(RECORDS FOR PROCESSING begins)

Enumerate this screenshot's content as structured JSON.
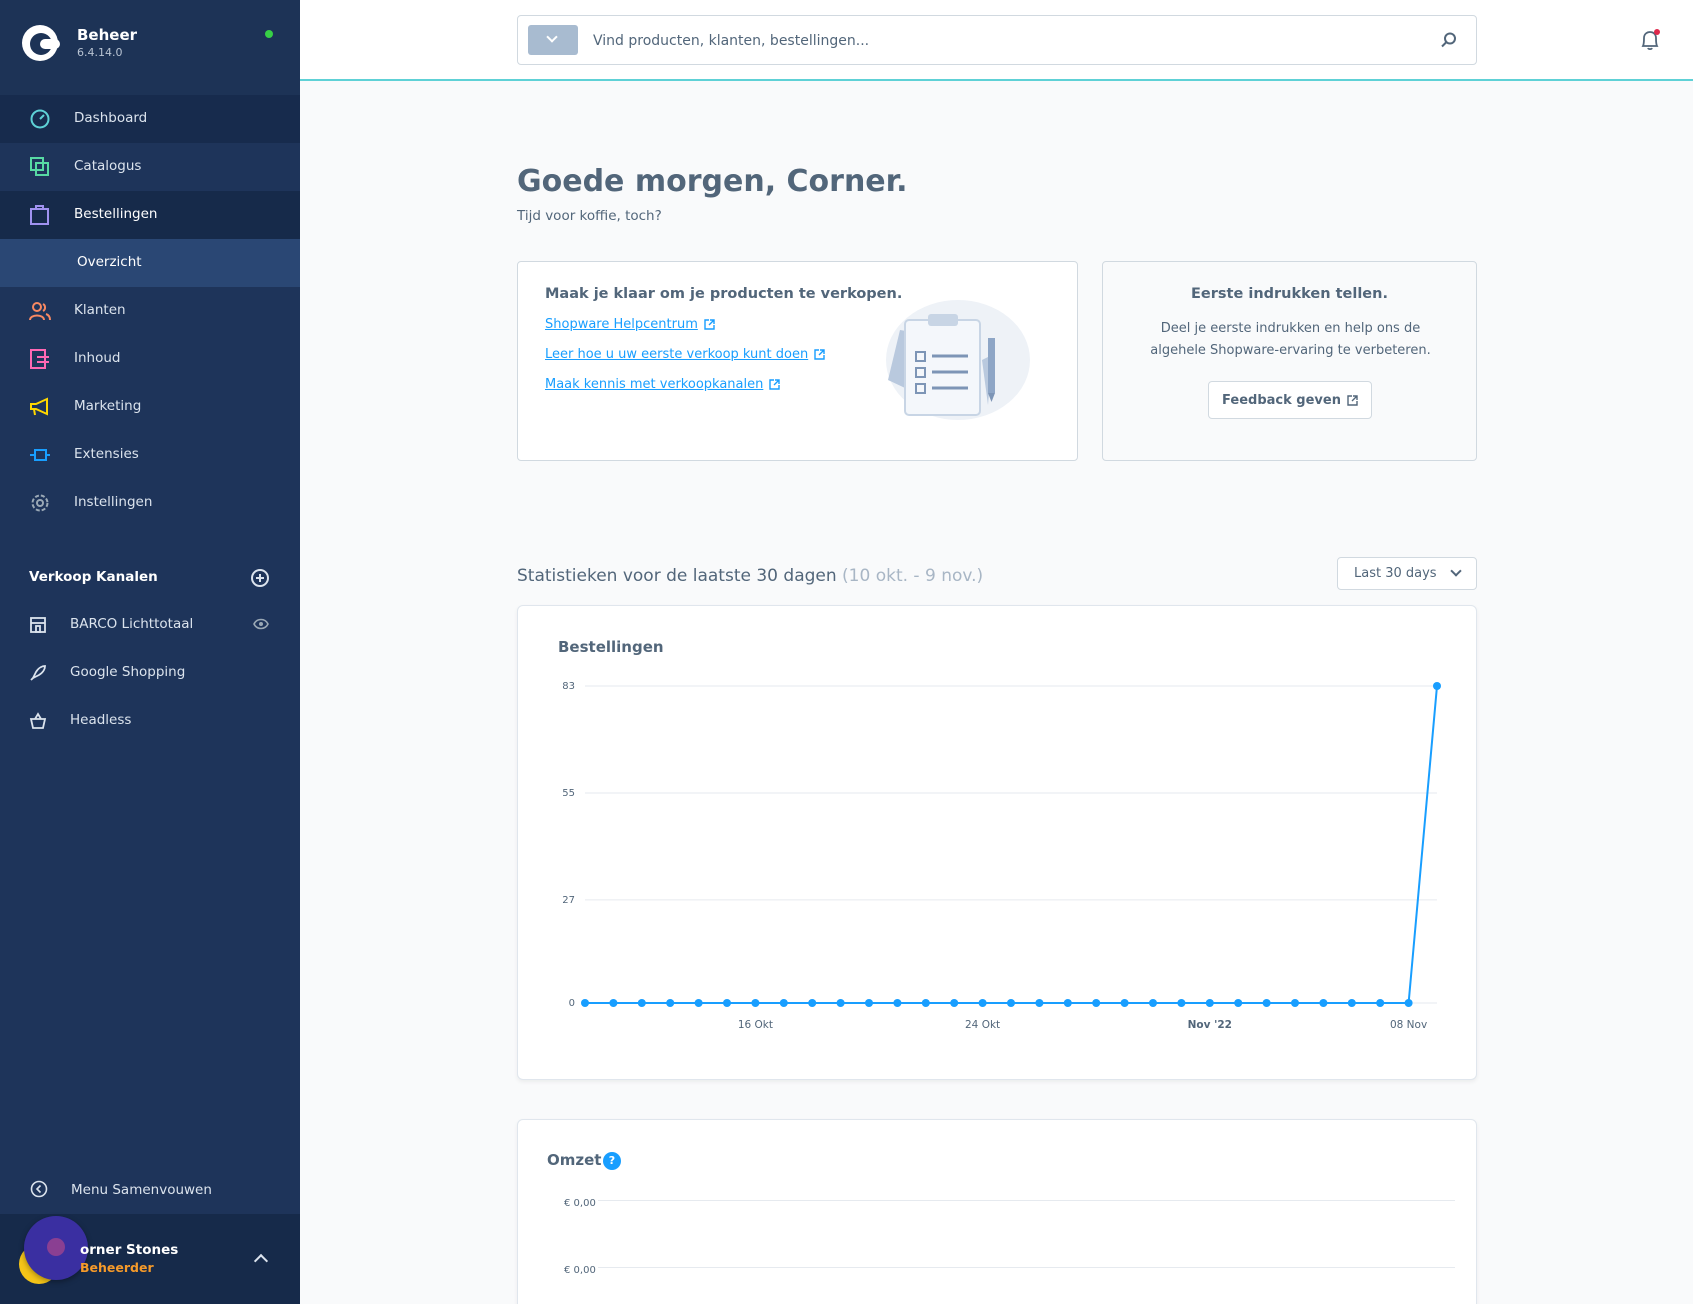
{
  "brand": {
    "title": "Beheer",
    "version": "6.4.14.0",
    "status_color": "#37d046"
  },
  "nav": {
    "items": [
      {
        "label": "Dashboard",
        "icon": "dashboard-icon",
        "color": "#5ed1d6"
      },
      {
        "label": "Catalogus",
        "icon": "catalog-icon",
        "color": "#57d9a3"
      },
      {
        "label": "Bestellingen",
        "icon": "orders-icon",
        "color": "#a092f0"
      },
      {
        "label": "Klanten",
        "icon": "customers-icon",
        "color": "#f88962"
      },
      {
        "label": "Inhoud",
        "icon": "content-icon",
        "color": "#ff68b4"
      },
      {
        "label": "Marketing",
        "icon": "marketing-icon",
        "color": "#ffd700"
      },
      {
        "label": "Extensies",
        "icon": "extensions-icon",
        "color": "#189eff"
      },
      {
        "label": "Instellingen",
        "icon": "settings-icon",
        "color": "#9aa8b5"
      }
    ],
    "sub_item": "Overzicht"
  },
  "sales_channels": {
    "heading": "Verkoop Kanalen",
    "items": [
      {
        "label": "BARCO Lichttotaal",
        "icon": "storefront-icon"
      },
      {
        "label": "Google Shopping",
        "icon": "rocket-icon"
      },
      {
        "label": "Headless",
        "icon": "basket-icon"
      }
    ]
  },
  "collapse_label": "Menu Samenvouwen",
  "user": {
    "name": "orner Stones",
    "role": "Beheerder"
  },
  "search": {
    "placeholder": "Vind producten, klanten, bestellingen..."
  },
  "greeting": {
    "title": "Goede morgen, Corner.",
    "subtitle": "Tijd voor koffie, toch?"
  },
  "getting_started": {
    "title": "Maak je klaar om je producten te verkopen.",
    "links": [
      "Shopware Helpcentrum",
      "Leer hoe u uw eerste verkoop kunt doen",
      "Maak kennis met verkoopkanalen"
    ]
  },
  "feedback": {
    "title": "Eerste indrukken tellen.",
    "text": "Deel je eerste indrukken en help ons de algehele Shopware-ervaring te verbeteren.",
    "button": "Feedback geven"
  },
  "stats": {
    "title": "Statistieken voor de laatste 30 dagen",
    "range": "(10 okt. - 9 nov.)",
    "period": "Last 30 days"
  },
  "chart_data": {
    "type": "line",
    "title": "Bestellingen",
    "x_tick_labels": [
      "16 Okt",
      "24 Okt",
      "Nov '22",
      "08 Nov"
    ],
    "x_tick_index": [
      6,
      14,
      22,
      29
    ],
    "y_ticks": [
      0,
      27,
      55,
      83
    ],
    "ylim": [
      0,
      83
    ],
    "grid": true,
    "series_color": "#189eff",
    "values": [
      0,
      0,
      0,
      0,
      0,
      0,
      0,
      0,
      0,
      0,
      0,
      0,
      0,
      0,
      0,
      0,
      0,
      0,
      0,
      0,
      0,
      0,
      0,
      0,
      0,
      0,
      0,
      0,
      0,
      0,
      83
    ]
  },
  "revenue": {
    "title": "Omzet",
    "help": "?",
    "ticks": [
      "€ 0,00",
      "€ 0,00"
    ]
  }
}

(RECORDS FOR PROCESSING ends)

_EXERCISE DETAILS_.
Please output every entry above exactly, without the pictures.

_EXERCISE RESPONSE_.
Enumerate this screenshot's content as structured JSON.
{
  "brand": {
    "title": "Beheer",
    "version": "6.4.14.0",
    "status_color": "#37d046"
  },
  "nav": {
    "items": [
      {
        "label": "Dashboard",
        "icon": "dashboard-icon",
        "color": "#5ed1d6"
      },
      {
        "label": "Catalogus",
        "icon": "catalog-icon",
        "color": "#57d9a3"
      },
      {
        "label": "Bestellingen",
        "icon": "orders-icon",
        "color": "#a092f0"
      },
      {
        "label": "Klanten",
        "icon": "customers-icon",
        "color": "#f88962"
      },
      {
        "label": "Inhoud",
        "icon": "content-icon",
        "color": "#ff68b4"
      },
      {
        "label": "Marketing",
        "icon": "marketing-icon",
        "color": "#ffd700"
      },
      {
        "label": "Extensies",
        "icon": "extensions-icon",
        "color": "#189eff"
      },
      {
        "label": "Instellingen",
        "icon": "settings-icon",
        "color": "#9aa8b5"
      }
    ],
    "sub_item": "Overzicht"
  },
  "sales_channels": {
    "heading": "Verkoop Kanalen",
    "items": [
      {
        "label": "BARCO Lichttotaal",
        "icon": "storefront-icon"
      },
      {
        "label": "Google Shopping",
        "icon": "rocket-icon"
      },
      {
        "label": "Headless",
        "icon": "basket-icon"
      }
    ]
  },
  "collapse_label": "Menu Samenvouwen",
  "user": {
    "name": "orner Stones",
    "role": "Beheerder"
  },
  "search": {
    "placeholder": "Vind producten, klanten, bestellingen..."
  },
  "greeting": {
    "title": "Goede morgen, Corner.",
    "subtitle": "Tijd voor koffie, toch?"
  },
  "getting_started": {
    "title": "Maak je klaar om je producten te verkopen.",
    "links": [
      "Shopware Helpcentrum",
      "Leer hoe u uw eerste verkoop kunt doen",
      "Maak kennis met verkoopkanalen"
    ]
  },
  "feedback": {
    "title": "Eerste indrukken tellen.",
    "text": "Deel je eerste indrukken en help ons de algehele Shopware-ervaring te verbeteren.",
    "button": "Feedback geven"
  },
  "stats": {
    "title": "Statistieken voor de laatste 30 dagen",
    "range": "(10 okt. - 9 nov.)",
    "period": "Last 30 days"
  },
  "chart_data": {
    "type": "line",
    "title": "Bestellingen",
    "x_tick_labels": [
      "16 Okt",
      "24 Okt",
      "Nov '22",
      "08 Nov"
    ],
    "x_tick_index": [
      6,
      14,
      22,
      29
    ],
    "y_ticks": [
      0,
      27,
      55,
      83
    ],
    "ylim": [
      0,
      83
    ],
    "grid": true,
    "series_color": "#189eff",
    "values": [
      0,
      0,
      0,
      0,
      0,
      0,
      0,
      0,
      0,
      0,
      0,
      0,
      0,
      0,
      0,
      0,
      0,
      0,
      0,
      0,
      0,
      0,
      0,
      0,
      0,
      0,
      0,
      0,
      0,
      0,
      83
    ]
  },
  "revenue": {
    "title": "Omzet",
    "help": "?",
    "ticks": [
      "€ 0,00",
      "€ 0,00"
    ]
  }
}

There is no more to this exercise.